• [ASSIGNED TASK]
Copy out the data exactly, leaving the pictures behind.

Stored dataset items
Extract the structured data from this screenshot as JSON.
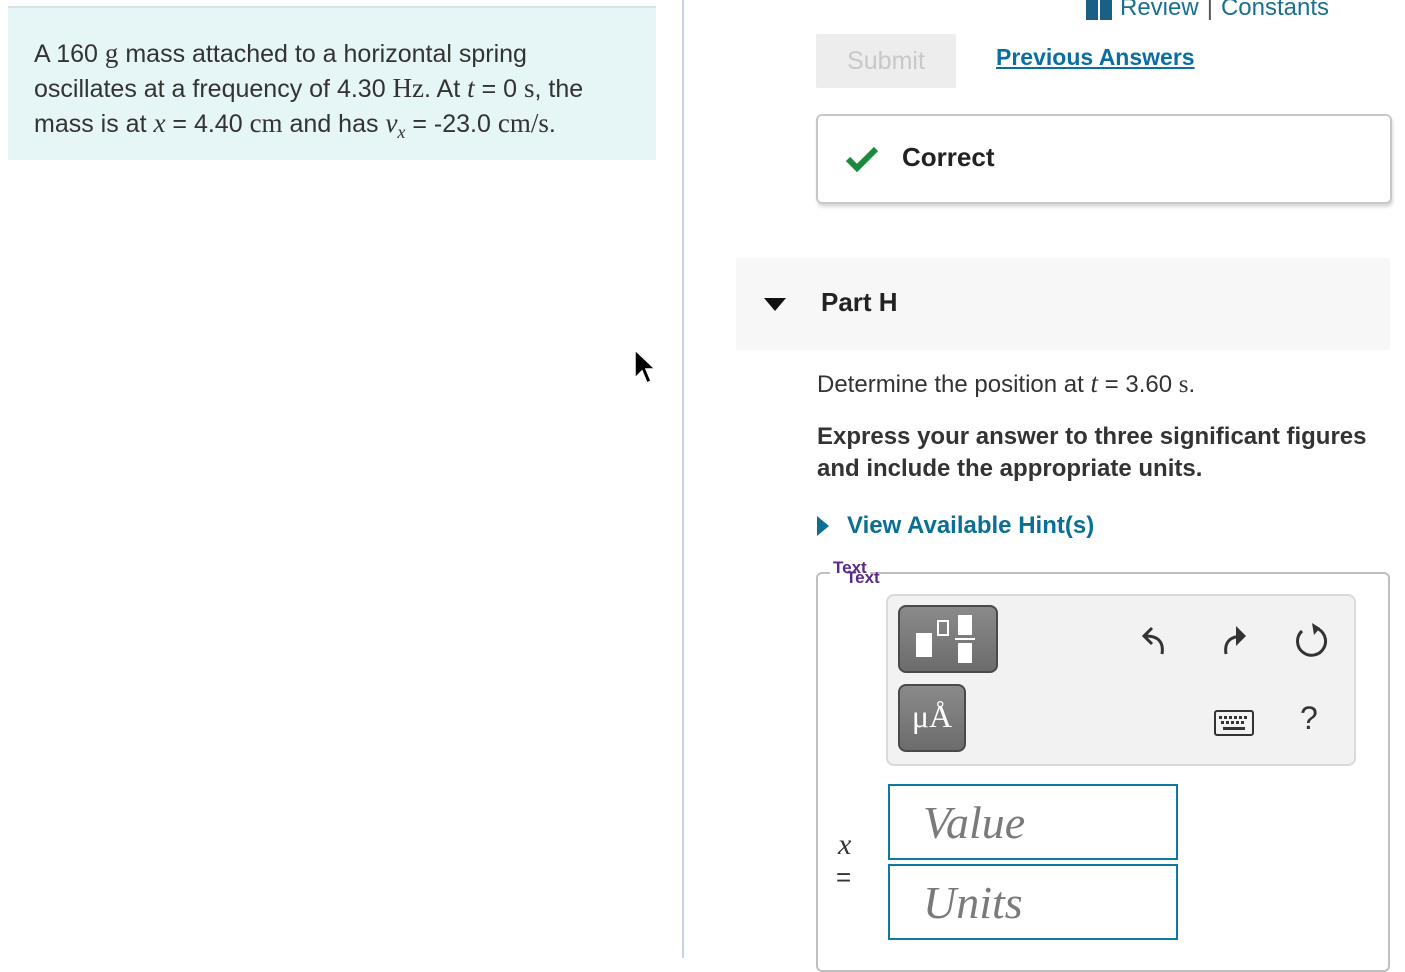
{
  "problem": {
    "p1": "A 160 ",
    "mass_unit": "g",
    "p2": " mass attached to a horizontal spring oscillates at a frequency of 4.30 ",
    "freq_unit": "Hz",
    "p3": ". At ",
    "t_var": "t",
    "p4": " = 0 ",
    "s_unit1": "s",
    "p5": ", the mass is at ",
    "x_var": "x",
    "p6": " = 4.40 ",
    "cm_unit": "cm",
    "p7": " and has ",
    "v_var": "v",
    "v_sub": "x",
    "p8": " = -23.0 ",
    "vel_unit": "cm/s",
    "p9": "."
  },
  "header": {
    "review_label": "Review",
    "separator": "|",
    "constants_label": "Constants"
  },
  "submit": {
    "label": "Submit",
    "previous_answers": "Previous Answers"
  },
  "feedback": {
    "status": "Correct",
    "status_color": "#1b8a3e"
  },
  "part": {
    "title": "Part H",
    "question_prefix": "Determine the position at ",
    "question_var": "t",
    "question_mid": " = 3.60 ",
    "question_unit": "s",
    "question_suffix": ".",
    "instructions": "Express your answer to three significant figures and include the appropriate units.",
    "hints_label": "View Available Hint(s)"
  },
  "answer": {
    "mode_tab": "Text",
    "units_button_label": "μÅ",
    "help_label": "?",
    "variable": "x",
    "equals": "=",
    "value_placeholder": "Value",
    "units_placeholder": "Units"
  },
  "icons": {
    "book": "book-icon",
    "check": "checkmark-icon",
    "caret": "caret-down-icon",
    "hint_arrow": "caret-right-icon",
    "templates": "templates-icon",
    "undo": "undo-icon",
    "redo": "redo-icon",
    "reset": "reset-icon",
    "keyboard": "keyboard-icon",
    "cursor": "mouse-pointer-icon"
  },
  "colors": {
    "accent_link": "#0a6ea2",
    "problem_bg": "#e6f5f5",
    "field_border": "#0e7aa0"
  }
}
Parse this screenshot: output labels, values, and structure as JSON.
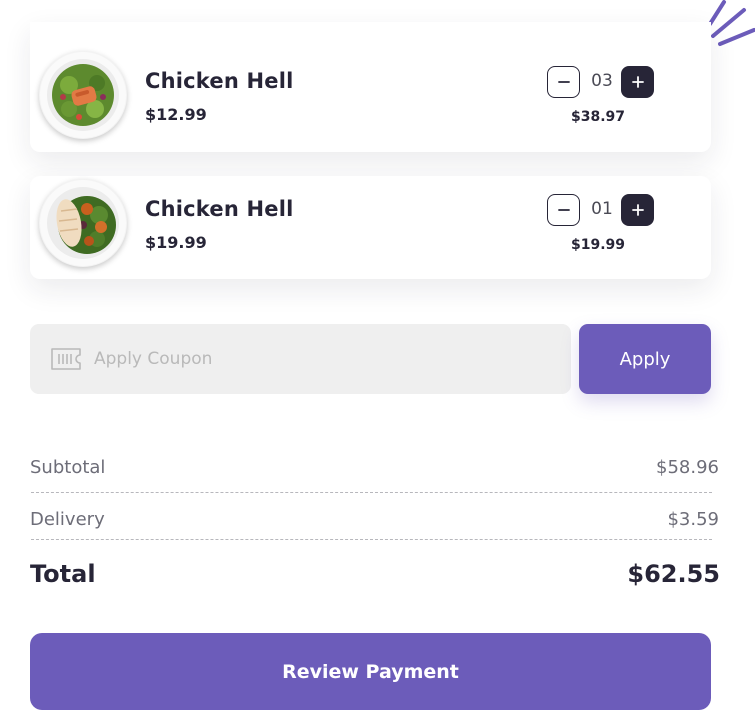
{
  "cart": {
    "items": [
      {
        "name": "Chicken Hell",
        "price": "$12.99",
        "quantity": "03",
        "line_total": "$38.97",
        "image": "salmon-salad-plate"
      },
      {
        "name": "Chicken Hell",
        "price": "$19.99",
        "quantity": "01",
        "line_total": "$19.99",
        "image": "chicken-greens-plate"
      }
    ]
  },
  "coupon": {
    "placeholder": "Apply Coupon",
    "icon": "ticket-icon",
    "apply_label": "Apply"
  },
  "summary": {
    "subtotal_label": "Subtotal",
    "subtotal_value": "$58.96",
    "delivery_label": "Delivery",
    "delivery_value": "$3.59",
    "total_label": "Total",
    "total_value": "$62.55"
  },
  "checkout": {
    "review_label": "Review Payment"
  },
  "colors": {
    "accent": "#6c5cba",
    "dark": "#272537",
    "muted": "#6d6d78",
    "input_bg": "#efefef"
  }
}
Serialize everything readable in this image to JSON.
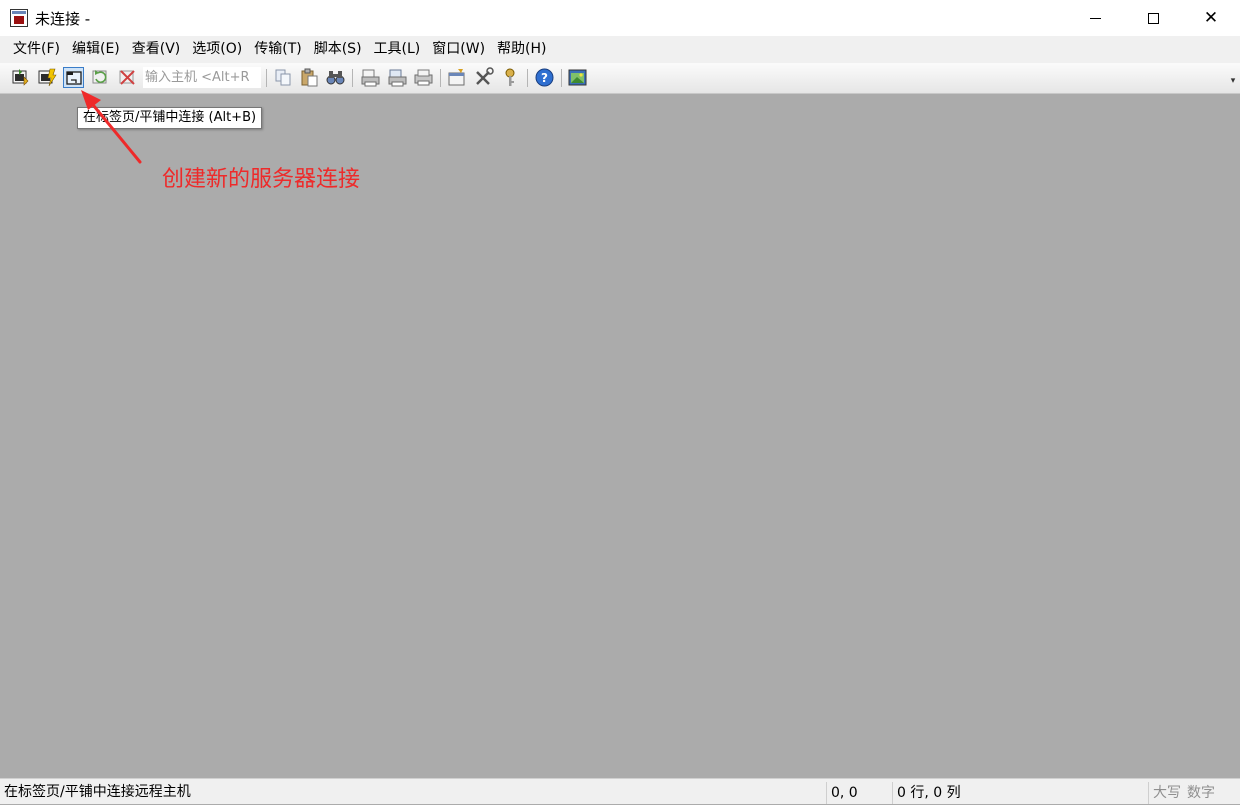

• [RESPONSE AREA]
Extract the structured data from this screenshot as JSON.
{
  "problem": {
    "p1": "A 160 ",
    "mass_unit": "g",
    "p2": " mass attached to a horizontal spring oscillates at a frequency of 4.30 ",
    "freq_unit": "Hz",
    "p3": ". At ",
    "t_var": "t",
    "p4": " = 0 ",
    "s_unit1": "s",
    "p5": ", the mass is at ",
    "x_var": "x",
    "p6": " = 4.40 ",
    "cm_unit": "cm",
    "p7": " and has ",
    "v_var": "v",
    "v_sub": "x",
    "p8": " = -23.0 ",
    "vel_unit": "cm/s",
    "p9": "."
  },
  "header": {
    "review_label": "Review",
    "separator": "|",
    "constants_label": "Constants"
  },
  "submit": {
    "label": "Submit",
    "previous_answers": "Previous Answers"
  },
  "feedback": {
    "status": "Correct",
    "status_color": "#1b8a3e"
  },
  "part": {
    "title": "Part H",
    "question_prefix": "Determine the position at ",
    "question_var": "t",
    "question_mid": " = 3.60 ",
    "question_unit": "s",
    "question_suffix": ".",
    "instructions": "Express your answer to three significant figures and include the appropriate units.",
    "hints_label": "View Available Hint(s)"
  },
  "answer": {
    "mode_tab": "Text",
    "units_button_label": "μÅ",
    "help_label": "?",
    "variable": "x",
    "equals": "=",
    "value_placeholder": "Value",
    "units_placeholder": "Units"
  },
  "icons": {
    "book": "book-icon",
    "check": "checkmark-icon",
    "caret": "caret-down-icon",
    "hint_arrow": "caret-right-icon",
    "templates": "templates-icon",
    "undo": "undo-icon",
    "redo": "redo-icon",
    "reset": "reset-icon",
    "keyboard": "keyboard-icon",
    "cursor": "mouse-pointer-icon"
  },
  "colors": {
    "accent_link": "#0a6ea2",
    "problem_bg": "#e6f5f5",
    "field_border": "#0e7aa0"
  }
}
Parse this screenshot: output labels, values, and structure as JSON.
{
  "cart": {
    "items": [
      {
        "name": "Chicken Hell",
        "price": "$12.99",
        "quantity": "03",
        "line_total": "$38.97",
        "image": "salmon-salad-plate"
      },
      {
        "name": "Chicken Hell",
        "price": "$19.99",
        "quantity": "01",
        "line_total": "$19.99",
        "image": "chicken-greens-plate"
      }
    ]
  },
  "coupon": {
    "placeholder": "Apply Coupon",
    "icon": "ticket-icon",
    "apply_label": "Apply"
  },
  "summary": {
    "subtotal_label": "Subtotal",
    "subtotal_value": "$58.96",
    "delivery_label": "Delivery",
    "delivery_value": "$3.59",
    "total_label": "Total",
    "total_value": "$62.55"
  },
  "checkout": {
    "review_label": "Review Payment"
  },
  "colors": {
    "accent": "#6c5cba",
    "dark": "#272537",
    "muted": "#6d6d78",
    "input_bg": "#efefef"
  }
}
Serialize everything readable in this image to JSON.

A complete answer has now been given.